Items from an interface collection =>
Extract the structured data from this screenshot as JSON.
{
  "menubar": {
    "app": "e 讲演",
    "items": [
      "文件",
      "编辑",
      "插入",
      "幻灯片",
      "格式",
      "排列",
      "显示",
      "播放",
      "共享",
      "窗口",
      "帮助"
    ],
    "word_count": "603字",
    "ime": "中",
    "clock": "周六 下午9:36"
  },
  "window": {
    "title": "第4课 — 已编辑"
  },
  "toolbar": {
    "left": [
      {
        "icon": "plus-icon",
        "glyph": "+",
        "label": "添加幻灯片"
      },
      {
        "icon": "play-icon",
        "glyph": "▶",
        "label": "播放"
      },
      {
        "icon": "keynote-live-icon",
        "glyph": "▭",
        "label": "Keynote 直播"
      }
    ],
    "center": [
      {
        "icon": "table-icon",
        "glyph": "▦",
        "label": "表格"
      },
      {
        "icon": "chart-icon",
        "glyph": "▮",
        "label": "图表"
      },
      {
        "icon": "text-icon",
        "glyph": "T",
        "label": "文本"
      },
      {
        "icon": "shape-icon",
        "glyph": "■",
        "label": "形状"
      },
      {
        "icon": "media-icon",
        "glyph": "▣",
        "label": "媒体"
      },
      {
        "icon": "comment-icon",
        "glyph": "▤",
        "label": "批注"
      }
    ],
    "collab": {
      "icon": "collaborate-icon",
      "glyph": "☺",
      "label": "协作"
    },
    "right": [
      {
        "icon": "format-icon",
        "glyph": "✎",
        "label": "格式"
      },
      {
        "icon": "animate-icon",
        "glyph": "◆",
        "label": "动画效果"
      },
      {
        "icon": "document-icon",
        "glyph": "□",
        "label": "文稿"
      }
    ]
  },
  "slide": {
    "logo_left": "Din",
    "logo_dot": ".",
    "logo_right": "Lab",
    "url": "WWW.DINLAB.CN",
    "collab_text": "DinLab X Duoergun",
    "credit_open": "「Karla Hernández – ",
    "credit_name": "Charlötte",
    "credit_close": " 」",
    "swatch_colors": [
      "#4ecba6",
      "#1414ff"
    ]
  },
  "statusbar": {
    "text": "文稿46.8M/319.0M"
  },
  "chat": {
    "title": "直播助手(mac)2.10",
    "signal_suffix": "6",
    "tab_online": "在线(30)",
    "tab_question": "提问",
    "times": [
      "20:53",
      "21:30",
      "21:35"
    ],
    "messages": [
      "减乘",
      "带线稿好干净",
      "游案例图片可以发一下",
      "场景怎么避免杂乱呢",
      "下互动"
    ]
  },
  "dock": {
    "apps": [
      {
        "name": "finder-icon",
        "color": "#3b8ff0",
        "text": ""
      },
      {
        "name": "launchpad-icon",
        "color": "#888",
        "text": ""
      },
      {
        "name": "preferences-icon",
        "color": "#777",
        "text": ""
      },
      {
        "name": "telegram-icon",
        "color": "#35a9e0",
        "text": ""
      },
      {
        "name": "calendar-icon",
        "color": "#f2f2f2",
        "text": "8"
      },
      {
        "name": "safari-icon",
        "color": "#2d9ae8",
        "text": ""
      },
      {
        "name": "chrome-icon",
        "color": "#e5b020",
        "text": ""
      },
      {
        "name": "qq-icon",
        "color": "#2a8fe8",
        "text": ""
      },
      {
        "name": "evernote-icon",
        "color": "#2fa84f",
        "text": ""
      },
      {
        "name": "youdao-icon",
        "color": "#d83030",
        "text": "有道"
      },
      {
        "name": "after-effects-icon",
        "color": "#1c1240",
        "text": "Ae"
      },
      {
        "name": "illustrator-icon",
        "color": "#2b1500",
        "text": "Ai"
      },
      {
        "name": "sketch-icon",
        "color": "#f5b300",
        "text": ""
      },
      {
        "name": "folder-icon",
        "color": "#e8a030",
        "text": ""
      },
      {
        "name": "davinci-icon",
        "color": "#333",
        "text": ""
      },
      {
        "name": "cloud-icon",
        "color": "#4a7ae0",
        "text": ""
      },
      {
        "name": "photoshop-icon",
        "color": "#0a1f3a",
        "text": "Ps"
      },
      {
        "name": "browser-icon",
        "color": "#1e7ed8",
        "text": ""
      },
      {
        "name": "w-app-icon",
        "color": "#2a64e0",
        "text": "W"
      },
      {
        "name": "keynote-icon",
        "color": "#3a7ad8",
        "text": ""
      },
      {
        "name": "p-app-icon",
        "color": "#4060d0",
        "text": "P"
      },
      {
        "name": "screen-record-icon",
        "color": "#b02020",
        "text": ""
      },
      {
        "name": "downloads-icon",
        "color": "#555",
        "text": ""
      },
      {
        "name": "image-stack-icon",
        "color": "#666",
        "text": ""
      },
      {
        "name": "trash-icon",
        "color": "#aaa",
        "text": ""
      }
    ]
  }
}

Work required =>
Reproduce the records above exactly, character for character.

Solved problem =>
Extract the structured data from this screenshot as JSON.
{
  "menubar": {
    "app": "e 讲演",
    "items": [
      "文件",
      "编辑",
      "插入",
      "幻灯片",
      "格式",
      "排列",
      "显示",
      "播放",
      "共享",
      "窗口",
      "帮助"
    ],
    "word_count": "603字",
    "ime": "中",
    "clock": "周六 下午9:36"
  },
  "window": {
    "title": "第4课 — 已编辑"
  },
  "toolbar": {
    "left": [
      {
        "icon": "plus-icon",
        "glyph": "+",
        "label": "添加幻灯片"
      },
      {
        "icon": "play-icon",
        "glyph": "▶",
        "label": "播放"
      },
      {
        "icon": "keynote-live-icon",
        "glyph": "▭",
        "label": "Keynote 直播"
      }
    ],
    "center": [
      {
        "icon": "table-icon",
        "glyph": "▦",
        "label": "表格"
      },
      {
        "icon": "chart-icon",
        "glyph": "▮",
        "label": "图表"
      },
      {
        "icon": "text-icon",
        "glyph": "T",
        "label": "文本"
      },
      {
        "icon": "shape-icon",
        "glyph": "■",
        "label": "形状"
      },
      {
        "icon": "media-icon",
        "glyph": "▣",
        "label": "媒体"
      },
      {
        "icon": "comment-icon",
        "glyph": "▤",
        "label": "批注"
      }
    ],
    "collab": {
      "icon": "collaborate-icon",
      "glyph": "☺",
      "label": "协作"
    },
    "right": [
      {
        "icon": "format-icon",
        "glyph": "✎",
        "label": "格式"
      },
      {
        "icon": "animate-icon",
        "glyph": "◆",
        "label": "动画效果"
      },
      {
        "icon": "document-icon",
        "glyph": "□",
        "label": "文稿"
      }
    ]
  },
  "slide": {
    "logo_left": "Din",
    "logo_dot": ".",
    "logo_right": "Lab",
    "url": "WWW.DINLAB.CN",
    "collab_text": "DinLab X Duoergun",
    "credit_open": "「Karla Hernández – ",
    "credit_name": "Charlötte",
    "credit_close": " 」",
    "swatch_colors": [
      "#4ecba6",
      "#1414ff"
    ]
  },
  "statusbar": {
    "text": "文稿46.8M/319.0M"
  },
  "chat": {
    "title": "直播助手(mac)2.10",
    "signal_suffix": "6",
    "tab_online": "在线(30)",
    "tab_question": "提问",
    "times": [
      "20:53",
      "21:30",
      "21:35"
    ],
    "messages": [
      "减乘",
      "带线稿好干净",
      "游案例图片可以发一下",
      "场景怎么避免杂乱呢",
      "下互动"
    ]
  },
  "dock": {
    "apps": [
      {
        "name": "finder-icon",
        "color": "#3b8ff0",
        "text": ""
      },
      {
        "name": "launchpad-icon",
        "color": "#888",
        "text": ""
      },
      {
        "name": "preferences-icon",
        "color": "#777",
        "text": ""
      },
      {
        "name": "telegram-icon",
        "color": "#35a9e0",
        "text": ""
      },
      {
        "name": "calendar-icon",
        "color": "#f2f2f2",
        "text": "8"
      },
      {
        "name": "safari-icon",
        "color": "#2d9ae8",
        "text": ""
      },
      {
        "name": "chrome-icon",
        "color": "#e5b020",
        "text": ""
      },
      {
        "name": "qq-icon",
        "color": "#2a8fe8",
        "text": ""
      },
      {
        "name": "evernote-icon",
        "color": "#2fa84f",
        "text": ""
      },
      {
        "name": "youdao-icon",
        "color": "#d83030",
        "text": "有道"
      },
      {
        "name": "after-effects-icon",
        "color": "#1c1240",
        "text": "Ae"
      },
      {
        "name": "illustrator-icon",
        "color": "#2b1500",
        "text": "Ai"
      },
      {
        "name": "sketch-icon",
        "color": "#f5b300",
        "text": ""
      },
      {
        "name": "folder-icon",
        "color": "#e8a030",
        "text": ""
      },
      {
        "name": "davinci-icon",
        "color": "#333",
        "text": ""
      },
      {
        "name": "cloud-icon",
        "color": "#4a7ae0",
        "text": ""
      },
      {
        "name": "photoshop-icon",
        "color": "#0a1f3a",
        "text": "Ps"
      },
      {
        "name": "browser-icon",
        "color": "#1e7ed8",
        "text": ""
      },
      {
        "name": "w-app-icon",
        "color": "#2a64e0",
        "text": "W"
      },
      {
        "name": "keynote-icon",
        "color": "#3a7ad8",
        "text": ""
      },
      {
        "name": "p-app-icon",
        "color": "#4060d0",
        "text": "P"
      },
      {
        "name": "screen-record-icon",
        "color": "#b02020",
        "text": ""
      },
      {
        "name": "downloads-icon",
        "color": "#555",
        "text": ""
      },
      {
        "name": "image-stack-icon",
        "color": "#666",
        "text": ""
      },
      {
        "name": "trash-icon",
        "color": "#aaa",
        "text": ""
      }
    ]
  }
}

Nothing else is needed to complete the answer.